This morning I was reading the Transport Blog on The Draft 2015-2025 Government Policy Statement released by the Ministry of Transport. This is the main starting point for a number of the transport planning documents over the coming decade(s).
Ignoring the questions about the climate change issues and use of public transport as a topics for another day, just looking at the assumptions that underly the MOT’s planning model about passenger transport makes me think that the planners there are completely delusional. Or just so far in bed with the road construction industry that they prefer to ignore economic realities.
From the Transport blog’s excellent post.
The sections on Existing Demand and Travel Forecasts are perhaps some of the most interesting and are something that didn’t exist in the previous GPS. However they seem to be an attempt by the MoT to continue trying to justify spending the XX% of the transport budget on massive new motorways. They do seem to be finally acknowledging that traffic volumes haven’t grown but then push the argument that everything is just a blip and will recover again soon.
30. GPS 2015 (draft) has been prepared following a period of modest increases in freight demand and flat demand in light vehicle travel, measured in vehicle kilometres travelled (VKT). This is illustrated in Figure 2.
31. Demand grew strongly through the early 2000s, easing back through the middle of the decade. Following the global financial crisis in 2008, demand returned to close to 2005/6 levels and remained at these levels through to the end of 2013. A similar period of flat demand occurred in the aftermath of the fuel crisis in the early 1970s. In that case, demand remained soft for more than 10 years.
The problem with this is that overall the economy has already recovered and improved yet we are still to see any upward change in VKT or fuel consumption. The difference in the graph above where fuel consumption started increasing again is likely tied to fuel prices getting cheaper and there’s no sign that’s about to happen again anytime soon. In fact there’s not even a single mention in the document of what might happen to fuel prices in the future which in my opinion is a massive omission. Fuel prices can clearly have a massive impact on driving demand and without increased demand the already shonky economic cases for the massive roading spend up will be even worse.
This is “planning”? It looks far more like a wishful thinker with delusions of being back in the 1960s. Why?
If you look at the barrel price of our main reference crude over the last 30 years, as can been seen in this chart from interest.co.nz
The cost of crude oil we buy on international markets has fluctuated markedly over the past 30 years, even more so in NZ$, but the inflation-adjusted cost (“real” cost) shows we have benefited from a long period of relatively low costs.

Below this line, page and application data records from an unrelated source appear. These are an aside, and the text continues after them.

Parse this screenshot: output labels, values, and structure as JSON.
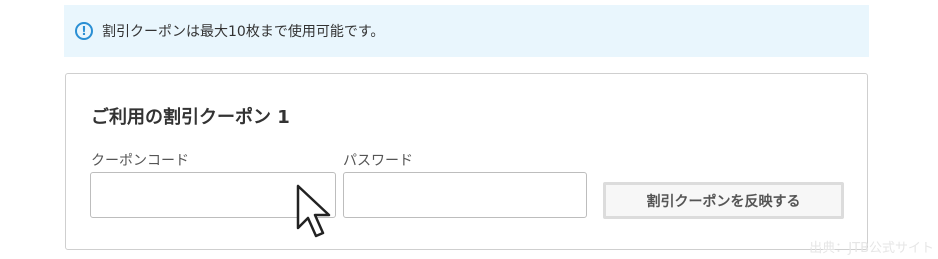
{
  "notice": {
    "icon": "info-icon",
    "text": "割引クーポンは最大10枚まで使用可能です。"
  },
  "coupon": {
    "title": "ご利用の割引クーポン 1",
    "code_label": "クーポンコード",
    "code_value": "",
    "password_label": "パスワード",
    "password_value": "",
    "apply_button": "割引クーポンを反映する"
  },
  "watermark": "出典：JTB公式サイト",
  "colors": {
    "notice_bg": "#e9f6fd",
    "info_icon": "#2a8fd4",
    "card_border": "#cfcfcf",
    "button_border": "#dcdcdc"
  }
}
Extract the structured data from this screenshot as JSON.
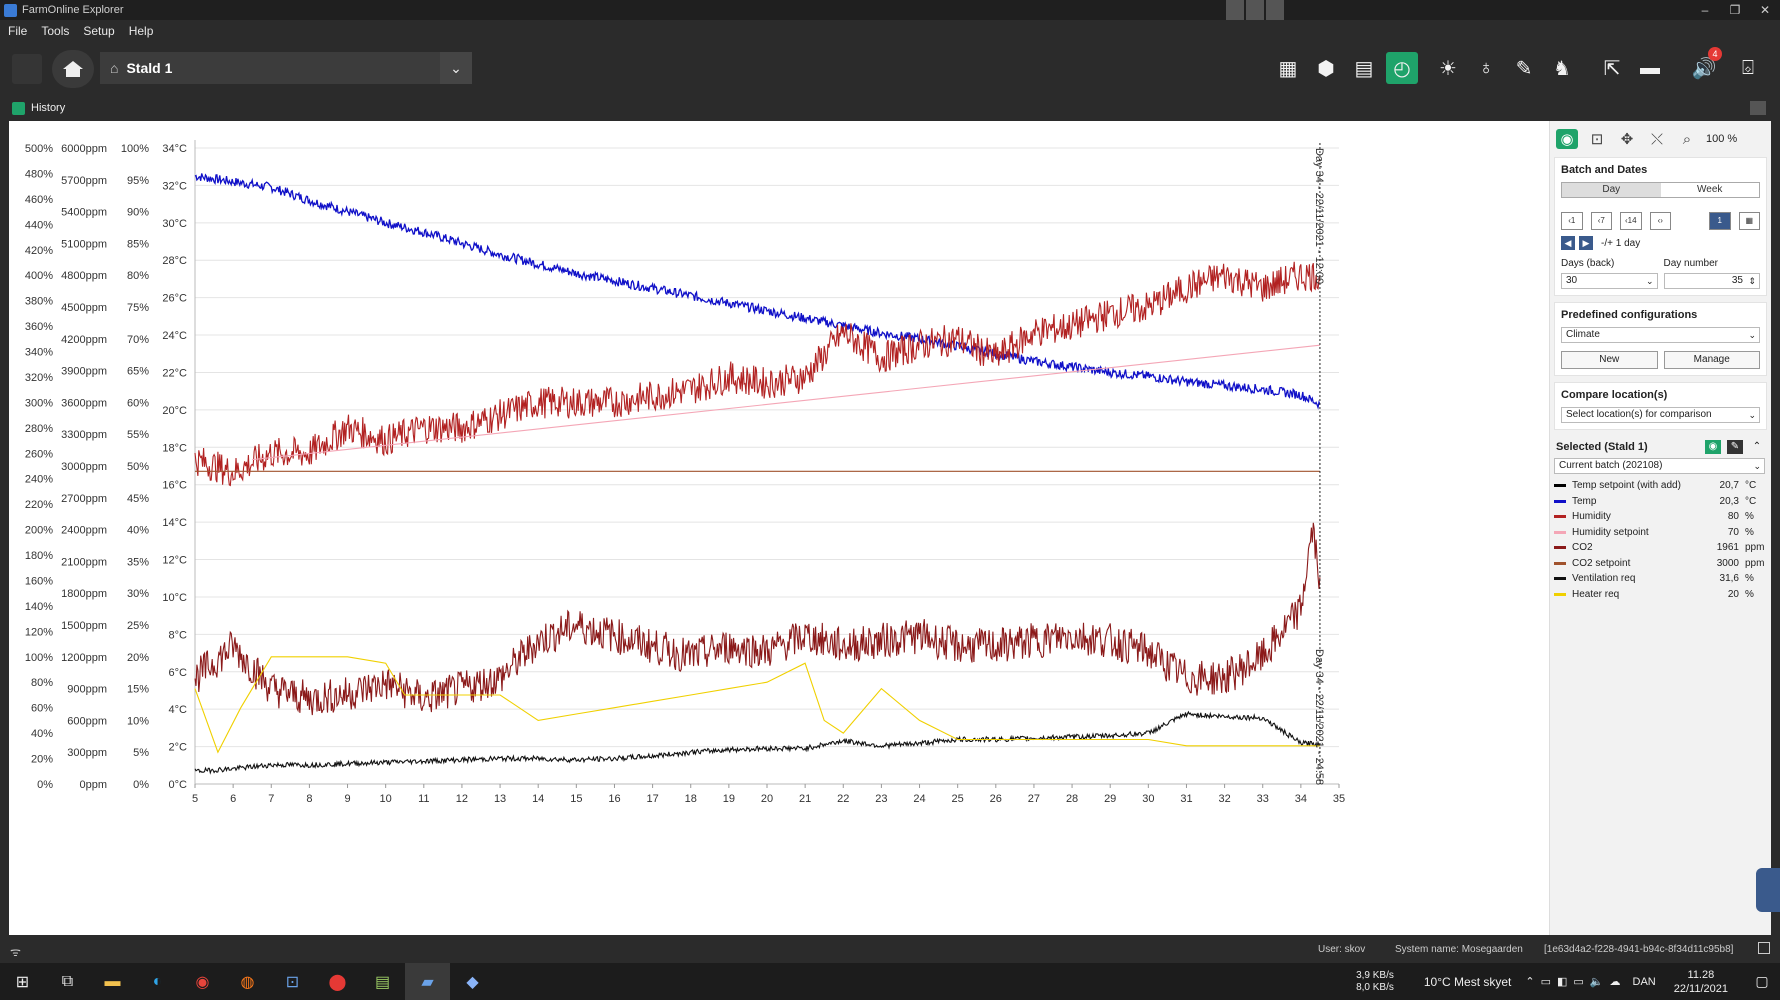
{
  "window": {
    "title": "FarmOnline Explorer",
    "controls": [
      "–",
      "❐",
      "✕"
    ]
  },
  "menu": [
    "File",
    "Tools",
    "Setup",
    "Help"
  ],
  "toolbar": {
    "location": "Stald 1",
    "alarm_count": "4"
  },
  "history": {
    "label": "History"
  },
  "chart_data": {
    "type": "line",
    "x": {
      "label": "",
      "range": [
        5,
        35
      ],
      "ticks": [
        5,
        6,
        7,
        8,
        9,
        10,
        11,
        12,
        13,
        14,
        15,
        16,
        17,
        18,
        19,
        20,
        21,
        22,
        23,
        24,
        25,
        26,
        27,
        28,
        29,
        30,
        31,
        32,
        33,
        34,
        35
      ]
    },
    "axes": [
      {
        "id": "pct_big",
        "range": [
          0,
          500
        ],
        "ticks": [
          "0%",
          "20%",
          "40%",
          "60%",
          "80%",
          "100%",
          "120%",
          "140%",
          "160%",
          "180%",
          "200%",
          "220%",
          "240%",
          "260%",
          "280%",
          "300%",
          "320%",
          "340%",
          "360%",
          "380%",
          "400%",
          "420%",
          "440%",
          "460%",
          "480%",
          "500%"
        ]
      },
      {
        "id": "ppm",
        "range": [
          0,
          6000
        ],
        "ticks": [
          "0ppm",
          "300ppm",
          "600ppm",
          "900ppm",
          "1200ppm",
          "1500ppm",
          "1800ppm",
          "2100ppm",
          "2400ppm",
          "2700ppm",
          "3000ppm",
          "3300ppm",
          "3600ppm",
          "3900ppm",
          "4200ppm",
          "4500ppm",
          "4800ppm",
          "5100ppm",
          "5400ppm",
          "5700ppm",
          "6000ppm"
        ]
      },
      {
        "id": "pct",
        "range": [
          0,
          100
        ],
        "ticks": [
          "0%",
          "5%",
          "10%",
          "15%",
          "20%",
          "25%",
          "30%",
          "35%",
          "40%",
          "45%",
          "50%",
          "55%",
          "60%",
          "65%",
          "70%",
          "75%",
          "80%",
          "85%",
          "90%",
          "95%",
          "100%"
        ]
      },
      {
        "id": "temp",
        "range": [
          0,
          34
        ],
        "ticks": [
          "0°C",
          "2°C",
          "4°C",
          "6°C",
          "8°C",
          "10°C",
          "12°C",
          "14°C",
          "16°C",
          "18°C",
          "20°C",
          "22°C",
          "24°C",
          "26°C",
          "28°C",
          "30°C",
          "32°C",
          "34°C"
        ]
      }
    ],
    "marker": {
      "x": 34.5,
      "label_top": "Day 34 - 22/11/2021 - 12:00",
      "label_bottom": "Day 34 - 22/11/2021 - 24:58"
    },
    "series": [
      {
        "name": "Temp",
        "color": "#1010c8",
        "axis": "temp",
        "x": [
          5,
          6,
          7,
          8,
          9,
          10,
          11,
          12,
          13,
          14,
          15,
          16,
          17,
          18,
          19,
          20,
          21,
          22,
          23,
          24,
          25,
          26,
          27,
          28,
          29,
          30,
          31,
          32,
          33,
          34,
          34.5
        ],
        "y": [
          32.5,
          32.2,
          31.9,
          31.2,
          30.6,
          30,
          29.5,
          28.9,
          28.3,
          27.8,
          27.3,
          26.9,
          26.5,
          26.1,
          25.7,
          25.3,
          24.9,
          24.5,
          24.1,
          23.8,
          23.4,
          23,
          22.6,
          22.3,
          22,
          21.8,
          21.5,
          21.3,
          21.1,
          20.8,
          20.3
        ]
      },
      {
        "name": "Humidity",
        "color": "#b22222",
        "axis": "pct",
        "x": [
          5,
          6,
          7,
          8,
          9,
          10,
          11,
          12,
          13,
          14,
          15,
          16,
          17,
          18,
          19,
          20,
          21,
          22,
          23,
          24,
          25,
          26,
          27,
          28,
          29,
          30,
          31,
          32,
          33,
          34,
          34.5
        ],
        "y": [
          51,
          49,
          52,
          52,
          56,
          54,
          56,
          56,
          58,
          60,
          60,
          60,
          61,
          62,
          64,
          63,
          64,
          71,
          67,
          69,
          70,
          67,
          71,
          72,
          74,
          75,
          78,
          80,
          78,
          80,
          80
        ]
      },
      {
        "name": "Humidity setpoint",
        "color": "#f4a6b6",
        "axis": "pct",
        "x": [
          6.5,
          34.5
        ],
        "y": [
          51,
          69
        ]
      },
      {
        "name": "CO2",
        "color": "#8b1a1a",
        "axis": "ppm",
        "x": [
          5,
          6,
          7,
          8,
          9,
          10,
          11,
          12,
          13,
          14,
          15,
          16,
          17,
          18,
          19,
          20,
          21,
          22,
          23,
          24,
          25,
          26,
          27,
          28,
          29,
          30,
          31,
          32,
          33,
          34,
          34.3,
          34.5
        ],
        "y": [
          1000,
          1300,
          900,
          800,
          850,
          950,
          800,
          900,
          1000,
          1350,
          1500,
          1400,
          1300,
          1200,
          1300,
          1250,
          1400,
          1300,
          1350,
          1400,
          1300,
          1300,
          1350,
          1400,
          1350,
          1250,
          1000,
          1000,
          1200,
          1650,
          2400,
          1950
        ]
      },
      {
        "name": "CO2 setpoint",
        "color": "#a0522d",
        "axis": "ppm",
        "x": [
          5,
          34.5
        ],
        "y": [
          2950,
          2950
        ]
      },
      {
        "name": "Ventilation req",
        "color": "#111111",
        "axis": "pct_big",
        "x": [
          5,
          6,
          7,
          8,
          9,
          10,
          11,
          12,
          13,
          14,
          15,
          16,
          17,
          18,
          19,
          20,
          21,
          22,
          23,
          24,
          25,
          26,
          27,
          28,
          29,
          30,
          31,
          32,
          33,
          34,
          34.5
        ],
        "y": [
          10,
          12,
          15,
          15,
          16,
          17,
          18,
          19,
          20,
          20,
          19,
          20,
          22,
          25,
          27,
          28,
          28,
          34,
          30,
          32,
          35,
          35,
          36,
          37,
          38,
          40,
          55,
          53,
          52,
          32,
          31.6
        ]
      },
      {
        "name": "Heater req",
        "color": "#f0d000",
        "axis": "pct",
        "x": [
          5,
          5.6,
          6.2,
          7,
          8,
          9,
          10,
          10.5,
          11,
          12,
          13,
          14,
          15,
          16,
          17,
          18,
          19,
          20,
          21,
          21.5,
          22,
          23,
          24,
          25,
          26,
          27,
          28,
          29,
          30,
          31,
          32,
          33,
          34,
          34.5
        ],
        "y": [
          15,
          5,
          12,
          20,
          20,
          20,
          19,
          14,
          14,
          14,
          14,
          10,
          11,
          12,
          13,
          14,
          15,
          16,
          19,
          10,
          8,
          15,
          10,
          7,
          7,
          7,
          7,
          7,
          7,
          6,
          6,
          6,
          6,
          6
        ]
      }
    ]
  },
  "panel": {
    "zoom": "100 %",
    "batch_title": "Batch and Dates",
    "tab_day": "Day",
    "tab_week": "Week",
    "range_btns": [
      "‹1",
      "‹7",
      "‹14",
      "‹›"
    ],
    "step_label": "-/+ 1 day",
    "days_back_label": "Days (back)",
    "days_back_value": "30",
    "day_number_label": "Day number",
    "day_number_value": "35",
    "predef_title": "Predefined configurations",
    "predef_value": "Climate",
    "new_btn": "New",
    "manage_btn": "Manage",
    "compare_title": "Compare location(s)",
    "compare_placeholder": "Select location(s) for comparison",
    "selected_title": "Selected (Stald 1)",
    "batch_value": "Current batch (202108)",
    "legend": [
      {
        "name": "Temp setpoint (with add)",
        "value": "20,7",
        "unit": "°C",
        "color": "#000000"
      },
      {
        "name": "Temp",
        "value": "20,3",
        "unit": "°C",
        "color": "#1010c8"
      },
      {
        "name": "Humidity",
        "value": "80",
        "unit": "%",
        "color": "#b22222"
      },
      {
        "name": "Humidity setpoint",
        "value": "70",
        "unit": "%",
        "color": "#f4a6b6"
      },
      {
        "name": "CO2",
        "value": "1961",
        "unit": "ppm",
        "color": "#8b1a1a"
      },
      {
        "name": "CO2 setpoint",
        "value": "3000",
        "unit": "ppm",
        "color": "#a0522d"
      },
      {
        "name": "Ventilation req",
        "value": "31,6",
        "unit": "%",
        "color": "#111111"
      },
      {
        "name": "Heater req",
        "value": "20",
        "unit": "%",
        "color": "#f0d000"
      }
    ]
  },
  "status": {
    "user": "User: skov",
    "system": "System name: Mosegaarden",
    "guid": "[1e63d4a2-f228-4941-b94c-8f34d11c95b8]"
  },
  "taskbar": {
    "net_up": "3,9 KB/s",
    "net_down": "8,0 KB/s",
    "weather": "10°C  Mest skyet",
    "lang": "DAN",
    "time": "11.28",
    "date": "22/11/2021"
  }
}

Back in the 1970’s a increase in the real local landed price for crude caused a series of economic shocks to our economy. The increase in petrol prices, the use of CNG and LPG from the new gas fields, the reduction of the maximum road speeds, and the imposition of carless days all contributed to the flattening of the consumption of petrol that lasted until the price of imported oil crashed.
The rise of fuel prices from 1999 as the world economy boomed had a strong impact on the cost of fuel in the budgets of families as shown by in the index of petrol prices and the consumer price index.
Obviously this chart is a little out of date as cuts off as the global financial crisis impacted starting in 2007. However the slowly increasing real cost of fuel since then has continued to rise slowly and remains a significiant part of the consumer price index .
But the trend is clear, when the fuel component cost of the CPI rises up high enough, then the numbers of passenger kilometres and the amount of fuel consumption stalls. This is exactly what we have seen from 2006 onwards.
So why does the MOT think that real fuel prices are likely to remain static or decrease as they did in the mid-1980s.
Who knows? That is what seems delusional to me because there is nothing that indicates an increase of cheaper oil, or a reduction in demand worldwide, or even a viable lower cost alternative. Everything appears to indicate that the operating cost of transport is likely to increase for both families and businesses.
But there is also more demand from different consuming nations as developing countries start using more in developing and maintaining their economies. For instance look at the rise of China as a consumer.
All of this indicates that the rising prices of extraction and the increased competition for oil is going to lead to a long period of increasing petrol prices.
Sure, we may find an economic way of producing transport without petrol for instance with electric vehicles. For instance with the Telsa “gigafactory“. However the resulting overall cost of such vehicles is likely to be at prices points that are well above the cost of the current vehicles based on current cheaply extracted and refined fuels.
So what is the government planning on spending transport money on over the coming decade? Transport blog summarises the high level mid-point spending and it is a lot more roads.
Somehow based on what looks like a delusional belief that people are going to start driving more as the price of petrol is going up, the MOT is planning about $17 billion dollars to be sunk into (what I think will be) white elephant new roading over the coming decade.
They are completely delusional and appear to be living in the 1960s.
In fact I suspect that they should be regarded as being a arm of the roading construction industry.